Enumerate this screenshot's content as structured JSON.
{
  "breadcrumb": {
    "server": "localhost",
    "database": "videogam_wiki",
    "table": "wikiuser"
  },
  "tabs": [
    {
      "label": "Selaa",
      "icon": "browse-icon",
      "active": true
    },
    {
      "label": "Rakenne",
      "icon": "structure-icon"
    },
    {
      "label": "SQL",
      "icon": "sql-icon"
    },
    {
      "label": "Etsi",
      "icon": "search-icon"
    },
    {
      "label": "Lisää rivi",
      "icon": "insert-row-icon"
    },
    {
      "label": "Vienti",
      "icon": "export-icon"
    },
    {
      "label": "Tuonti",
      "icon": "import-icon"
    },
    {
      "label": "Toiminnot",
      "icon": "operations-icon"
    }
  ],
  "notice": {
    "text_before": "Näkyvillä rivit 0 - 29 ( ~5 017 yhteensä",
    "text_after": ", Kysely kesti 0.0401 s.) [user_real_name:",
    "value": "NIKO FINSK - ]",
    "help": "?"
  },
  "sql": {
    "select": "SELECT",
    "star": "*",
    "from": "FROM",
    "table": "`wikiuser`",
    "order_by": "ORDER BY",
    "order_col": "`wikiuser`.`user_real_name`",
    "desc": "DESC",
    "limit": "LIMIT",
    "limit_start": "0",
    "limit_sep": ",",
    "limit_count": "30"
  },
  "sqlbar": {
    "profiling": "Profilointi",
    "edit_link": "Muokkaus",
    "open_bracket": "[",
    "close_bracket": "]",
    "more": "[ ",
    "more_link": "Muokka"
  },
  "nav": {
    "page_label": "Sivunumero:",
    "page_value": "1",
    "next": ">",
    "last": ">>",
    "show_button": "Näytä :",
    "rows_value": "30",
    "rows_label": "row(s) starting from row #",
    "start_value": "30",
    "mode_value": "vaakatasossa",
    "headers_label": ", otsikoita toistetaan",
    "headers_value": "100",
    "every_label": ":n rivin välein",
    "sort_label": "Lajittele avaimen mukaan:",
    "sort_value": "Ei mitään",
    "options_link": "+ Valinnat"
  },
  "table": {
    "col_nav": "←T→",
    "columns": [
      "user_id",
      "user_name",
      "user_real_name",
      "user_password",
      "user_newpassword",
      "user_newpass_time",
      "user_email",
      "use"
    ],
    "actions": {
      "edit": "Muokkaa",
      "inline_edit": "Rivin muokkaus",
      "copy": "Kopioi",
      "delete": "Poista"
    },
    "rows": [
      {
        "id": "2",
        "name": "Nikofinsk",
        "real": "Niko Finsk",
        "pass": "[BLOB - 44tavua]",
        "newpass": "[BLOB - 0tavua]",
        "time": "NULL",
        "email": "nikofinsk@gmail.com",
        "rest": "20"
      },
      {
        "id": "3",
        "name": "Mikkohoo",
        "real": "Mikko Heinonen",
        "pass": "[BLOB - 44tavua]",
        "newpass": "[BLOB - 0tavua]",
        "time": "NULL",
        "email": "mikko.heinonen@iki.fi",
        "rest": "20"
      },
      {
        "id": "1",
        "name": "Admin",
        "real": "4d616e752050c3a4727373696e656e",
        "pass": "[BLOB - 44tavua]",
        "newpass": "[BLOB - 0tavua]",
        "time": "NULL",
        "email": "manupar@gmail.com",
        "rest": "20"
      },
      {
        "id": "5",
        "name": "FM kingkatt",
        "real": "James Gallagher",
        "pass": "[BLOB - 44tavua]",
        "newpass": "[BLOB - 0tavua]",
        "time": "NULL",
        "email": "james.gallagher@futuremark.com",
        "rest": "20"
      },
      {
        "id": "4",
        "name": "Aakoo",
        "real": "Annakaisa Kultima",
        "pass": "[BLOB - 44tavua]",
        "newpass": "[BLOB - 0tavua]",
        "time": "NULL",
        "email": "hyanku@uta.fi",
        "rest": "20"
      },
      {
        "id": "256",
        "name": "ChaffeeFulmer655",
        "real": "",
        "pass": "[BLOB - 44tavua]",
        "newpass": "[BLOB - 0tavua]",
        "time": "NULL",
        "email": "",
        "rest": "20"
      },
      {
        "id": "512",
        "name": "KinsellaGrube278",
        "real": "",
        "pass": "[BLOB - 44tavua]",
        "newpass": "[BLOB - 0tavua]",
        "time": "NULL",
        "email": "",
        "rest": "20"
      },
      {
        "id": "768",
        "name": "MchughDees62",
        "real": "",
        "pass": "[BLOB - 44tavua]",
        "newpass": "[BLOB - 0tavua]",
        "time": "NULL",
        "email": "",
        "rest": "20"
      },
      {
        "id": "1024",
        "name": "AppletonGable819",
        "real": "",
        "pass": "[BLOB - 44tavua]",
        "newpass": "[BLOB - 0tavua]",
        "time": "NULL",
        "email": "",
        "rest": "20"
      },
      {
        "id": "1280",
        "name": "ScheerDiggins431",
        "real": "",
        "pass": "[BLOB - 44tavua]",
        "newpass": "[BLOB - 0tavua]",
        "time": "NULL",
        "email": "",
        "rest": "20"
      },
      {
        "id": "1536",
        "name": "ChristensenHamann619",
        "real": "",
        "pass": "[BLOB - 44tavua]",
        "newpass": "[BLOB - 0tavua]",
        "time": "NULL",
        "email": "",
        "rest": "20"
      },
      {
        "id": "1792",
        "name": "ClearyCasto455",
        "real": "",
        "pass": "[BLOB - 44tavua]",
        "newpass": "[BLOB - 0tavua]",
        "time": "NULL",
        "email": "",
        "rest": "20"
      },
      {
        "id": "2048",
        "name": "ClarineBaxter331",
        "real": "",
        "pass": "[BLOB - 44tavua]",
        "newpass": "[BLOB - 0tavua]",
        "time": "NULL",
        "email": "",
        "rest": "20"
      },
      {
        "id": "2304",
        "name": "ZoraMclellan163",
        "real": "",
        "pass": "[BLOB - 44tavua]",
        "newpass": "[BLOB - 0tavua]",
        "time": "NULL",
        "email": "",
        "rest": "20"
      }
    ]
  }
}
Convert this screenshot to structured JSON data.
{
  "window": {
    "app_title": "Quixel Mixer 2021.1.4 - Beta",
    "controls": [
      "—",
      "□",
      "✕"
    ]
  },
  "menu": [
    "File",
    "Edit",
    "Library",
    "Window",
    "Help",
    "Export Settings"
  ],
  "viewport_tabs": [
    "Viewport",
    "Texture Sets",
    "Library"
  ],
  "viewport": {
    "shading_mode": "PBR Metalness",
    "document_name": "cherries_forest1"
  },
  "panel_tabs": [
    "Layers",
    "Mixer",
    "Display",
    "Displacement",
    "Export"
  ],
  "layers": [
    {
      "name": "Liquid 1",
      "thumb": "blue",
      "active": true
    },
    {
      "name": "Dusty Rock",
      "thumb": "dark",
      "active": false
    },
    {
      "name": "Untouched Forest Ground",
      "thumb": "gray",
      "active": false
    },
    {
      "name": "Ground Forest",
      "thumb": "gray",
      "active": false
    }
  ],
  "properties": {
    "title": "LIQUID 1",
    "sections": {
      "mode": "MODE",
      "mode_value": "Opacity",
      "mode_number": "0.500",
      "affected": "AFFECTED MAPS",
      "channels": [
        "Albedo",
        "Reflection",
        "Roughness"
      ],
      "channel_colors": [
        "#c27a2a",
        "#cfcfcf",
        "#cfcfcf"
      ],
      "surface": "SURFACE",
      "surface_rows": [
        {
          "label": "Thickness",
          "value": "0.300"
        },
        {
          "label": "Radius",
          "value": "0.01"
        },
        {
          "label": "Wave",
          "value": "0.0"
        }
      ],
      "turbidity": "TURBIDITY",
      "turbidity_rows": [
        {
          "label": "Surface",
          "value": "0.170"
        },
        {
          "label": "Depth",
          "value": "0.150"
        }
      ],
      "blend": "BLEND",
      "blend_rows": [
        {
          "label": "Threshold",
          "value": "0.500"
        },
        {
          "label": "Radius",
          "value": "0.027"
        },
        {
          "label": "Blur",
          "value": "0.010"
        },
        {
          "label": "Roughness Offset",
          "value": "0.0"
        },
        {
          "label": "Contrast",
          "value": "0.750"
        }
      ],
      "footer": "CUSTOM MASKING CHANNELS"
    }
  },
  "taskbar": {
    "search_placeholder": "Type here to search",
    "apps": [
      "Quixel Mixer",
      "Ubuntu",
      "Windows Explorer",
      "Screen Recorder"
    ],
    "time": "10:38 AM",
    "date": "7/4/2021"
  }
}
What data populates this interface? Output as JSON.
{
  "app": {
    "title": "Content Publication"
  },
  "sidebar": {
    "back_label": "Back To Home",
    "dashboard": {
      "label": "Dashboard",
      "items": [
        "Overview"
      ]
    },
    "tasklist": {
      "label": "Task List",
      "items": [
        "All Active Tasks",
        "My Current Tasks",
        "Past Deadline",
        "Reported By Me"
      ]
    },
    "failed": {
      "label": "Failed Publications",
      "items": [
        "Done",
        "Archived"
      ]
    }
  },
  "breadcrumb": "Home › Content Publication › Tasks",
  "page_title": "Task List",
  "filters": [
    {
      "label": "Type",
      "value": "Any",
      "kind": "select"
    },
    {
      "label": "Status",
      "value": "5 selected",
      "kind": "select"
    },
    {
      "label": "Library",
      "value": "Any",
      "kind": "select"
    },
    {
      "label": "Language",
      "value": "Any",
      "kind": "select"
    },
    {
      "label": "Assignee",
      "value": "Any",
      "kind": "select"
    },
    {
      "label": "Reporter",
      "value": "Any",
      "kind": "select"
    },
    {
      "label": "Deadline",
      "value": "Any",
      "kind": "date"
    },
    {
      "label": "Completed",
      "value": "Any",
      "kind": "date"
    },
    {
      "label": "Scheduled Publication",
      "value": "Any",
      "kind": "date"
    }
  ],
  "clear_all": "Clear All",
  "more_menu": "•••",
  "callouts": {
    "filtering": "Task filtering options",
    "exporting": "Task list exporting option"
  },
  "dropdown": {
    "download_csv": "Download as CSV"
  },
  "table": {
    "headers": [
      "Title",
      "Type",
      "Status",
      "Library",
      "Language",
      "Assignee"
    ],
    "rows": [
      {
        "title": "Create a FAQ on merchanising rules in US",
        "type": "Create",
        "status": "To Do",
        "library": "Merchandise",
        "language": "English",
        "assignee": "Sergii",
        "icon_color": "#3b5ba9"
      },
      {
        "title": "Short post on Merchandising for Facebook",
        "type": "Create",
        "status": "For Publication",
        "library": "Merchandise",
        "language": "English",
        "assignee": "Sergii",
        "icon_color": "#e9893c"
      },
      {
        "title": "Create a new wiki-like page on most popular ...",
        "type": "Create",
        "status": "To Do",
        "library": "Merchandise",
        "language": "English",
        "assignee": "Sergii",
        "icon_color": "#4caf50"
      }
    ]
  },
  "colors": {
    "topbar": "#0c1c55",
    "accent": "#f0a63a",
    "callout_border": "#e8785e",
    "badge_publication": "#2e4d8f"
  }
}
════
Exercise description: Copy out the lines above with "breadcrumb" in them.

Expected output:
  "breadcrumb": {
  "breadcrumb": "Home › Content Publication › Tasks",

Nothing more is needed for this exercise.